### Data about app and page elements
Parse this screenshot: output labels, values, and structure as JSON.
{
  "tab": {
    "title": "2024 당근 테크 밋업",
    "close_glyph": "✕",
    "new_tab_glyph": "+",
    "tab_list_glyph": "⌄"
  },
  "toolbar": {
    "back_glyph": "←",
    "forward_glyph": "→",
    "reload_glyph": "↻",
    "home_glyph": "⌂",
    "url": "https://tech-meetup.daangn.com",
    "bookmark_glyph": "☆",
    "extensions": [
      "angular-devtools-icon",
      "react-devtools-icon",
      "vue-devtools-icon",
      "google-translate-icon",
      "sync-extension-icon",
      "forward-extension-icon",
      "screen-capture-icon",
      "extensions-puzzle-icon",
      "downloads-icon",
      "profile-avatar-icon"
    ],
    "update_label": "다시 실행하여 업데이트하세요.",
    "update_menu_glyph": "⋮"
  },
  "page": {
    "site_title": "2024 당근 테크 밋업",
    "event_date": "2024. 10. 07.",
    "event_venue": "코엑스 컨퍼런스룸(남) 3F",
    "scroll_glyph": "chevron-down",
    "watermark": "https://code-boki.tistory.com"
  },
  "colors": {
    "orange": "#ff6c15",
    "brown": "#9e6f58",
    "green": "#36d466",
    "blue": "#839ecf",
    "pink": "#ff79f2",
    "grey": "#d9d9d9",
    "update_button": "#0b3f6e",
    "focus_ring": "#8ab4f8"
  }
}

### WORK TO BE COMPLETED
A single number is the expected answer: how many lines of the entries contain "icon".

### OUTPUT BELOW
10